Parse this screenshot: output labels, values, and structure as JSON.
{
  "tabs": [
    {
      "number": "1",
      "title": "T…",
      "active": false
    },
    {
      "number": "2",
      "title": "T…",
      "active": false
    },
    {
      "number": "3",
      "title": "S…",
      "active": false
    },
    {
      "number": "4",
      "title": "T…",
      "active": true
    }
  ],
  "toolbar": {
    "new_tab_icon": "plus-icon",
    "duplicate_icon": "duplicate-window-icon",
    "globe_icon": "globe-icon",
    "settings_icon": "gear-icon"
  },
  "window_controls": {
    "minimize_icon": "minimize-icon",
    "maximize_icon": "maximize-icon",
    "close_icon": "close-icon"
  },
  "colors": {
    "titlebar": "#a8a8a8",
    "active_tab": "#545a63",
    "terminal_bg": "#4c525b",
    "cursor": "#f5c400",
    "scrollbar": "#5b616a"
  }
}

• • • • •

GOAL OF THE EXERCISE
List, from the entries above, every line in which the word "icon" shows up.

COMPLETED TASK
    "new_tab_icon": "plus-icon",
    "duplicate_icon": "duplicate-window-icon",
    "globe_icon": "globe-icon",
    "settings_icon": "gear-icon"
    "minimize_icon": "minimize-icon",
    "maximize_icon": "maximize-icon",
    "close_icon": "close-icon"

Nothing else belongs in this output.